It’s difficult enough to get moving on a cold, blustery winter morning in Iowa without anything going wrong. A garage door that becomes sluggish or stops running when you need to leave the house can be downright annoying. Before you run into a serious problem, beware of what could go wrong (and often does during the winter). Knowing how to prevent certain problems and avoid common issues can make your winter a bit less turbulent.
Your garage door gets stuck to the ground.
If you determine that your garage door is stuck to the ground, don’t attempt to open it by force or by repeatedly pressing the remote button. You could seriously damage both the weather stripping at the bottom of your door and your garage door motor.
The reason your garage door is stuck is likely because moisture made its way between the bottom of your door and the ground and froze. You’ll need to melt the ice that’s holding your garage door hostage. Try using salt or salt water to melt it, and then, once your door is free, wipe off the salt to prevent corrosion. If you find the weather stripping has ripped or become damaged, replace it so it can effectively keep the cold air, ice, and snow out of your garage.
The sensors become dirty.
With the extra snow and mud in the winter, you need to pay careful attention to your garage door system’s photo eye sensors to ensure they stay clean and continue working properly. If they become dirty, they’ll view the dirt as an obstacle, and your door won’t open or close properly. Clean them carefully with a soft cloth.
Your garage door isn’t running smoothly.
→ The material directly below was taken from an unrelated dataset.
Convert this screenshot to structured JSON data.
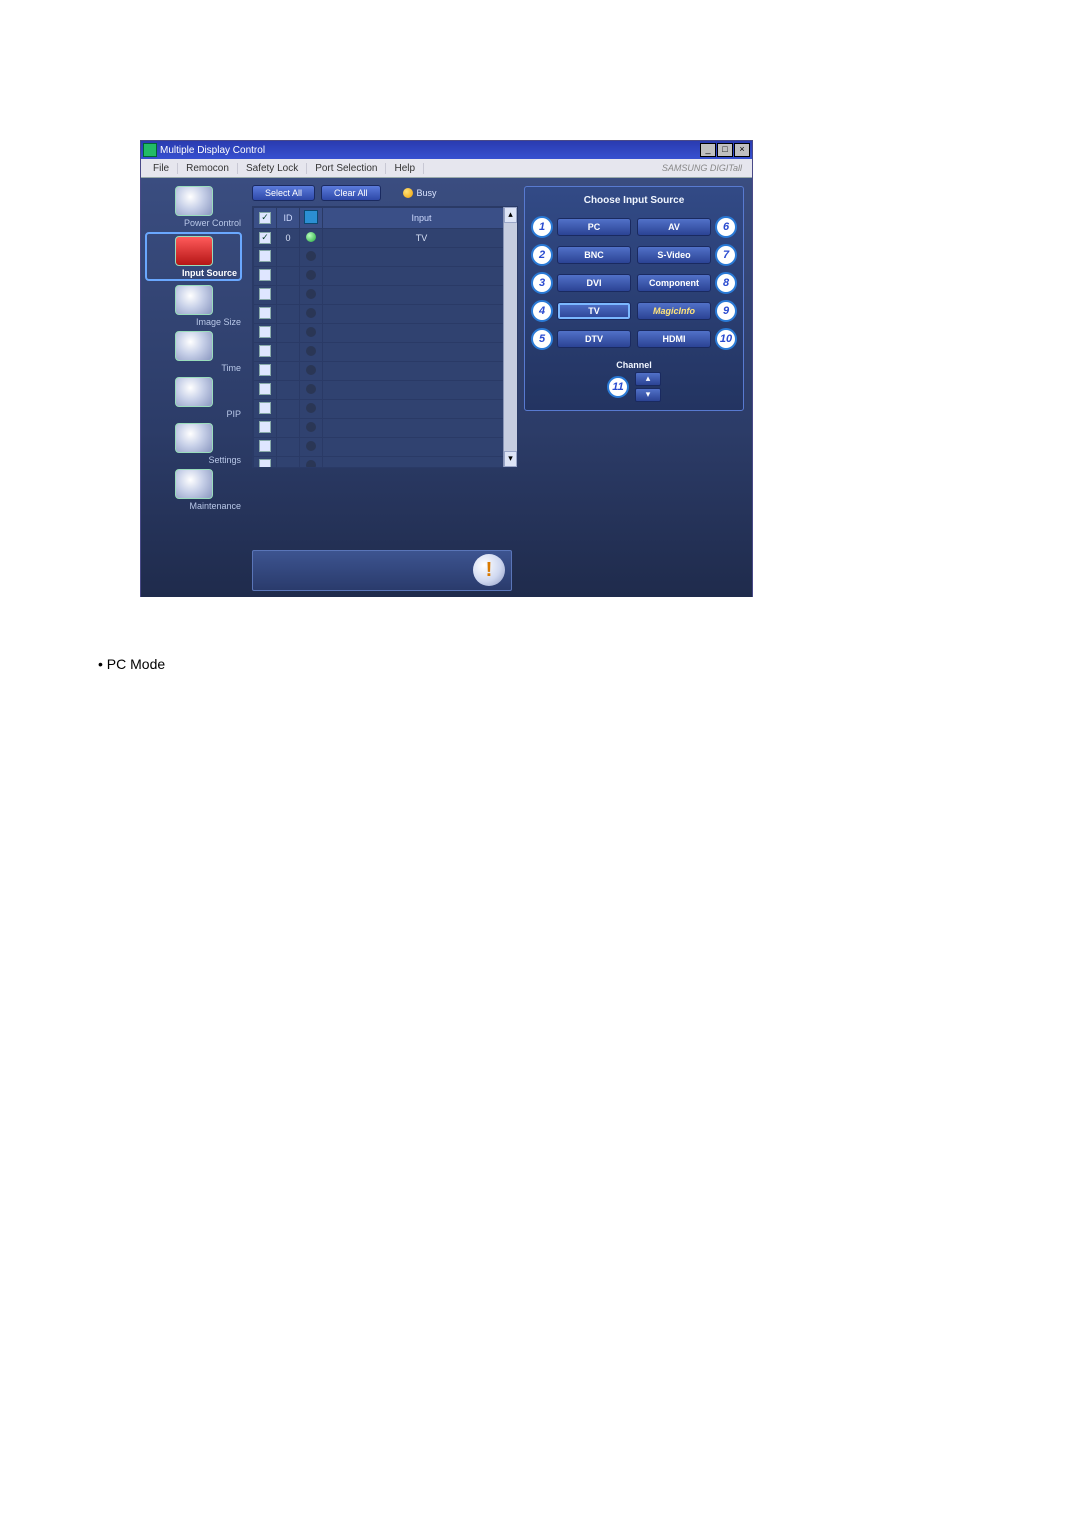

Old lubricant can harden and thicken when the weather turns cold, making it difficult for your garage door to run smoothly along its tracks. Remove old lubricant using a solvent, and then apply fresh, silicone-based oil to the moving components of your garage door system. To keep your garage door system clean and to prevent buildup, wipe down the lifting mechanism regularly with a rag dipped in solvent.
A spring breaks.
You’ll be able to tell if a spring has broken if you attempt to lift the door manually (after pulling the red emergency handle and releasing it from the lift mechanism). Your door should lift fairly easily if it’s in proper working order. If it feels very heavy, you likely have a worn or broken spring. If this is the case, call a professional to fix the problem for you as soon as possible. Garage door springs should never be repaired or replaced by anyone but a trained professional.
The metal begins to contract.
Cold temperatures naturally cause the metal to contract. Because of this, your garage door system may become tight and have more trouble moving during the winter. The best way to keep the problem at bay and prevent it from causing serious damage is to keep your system well-maintained by cleaning and lubing it regularly. Even if your system does tighten as the metal contracts, the lube will help decrease friction as the door moves.
Have you experienced any of these problems? If you’re having trouble identifying what’s wrong, contact WD Door. We service residential and commercial garage door systems around Iowa. Email or call us today for help!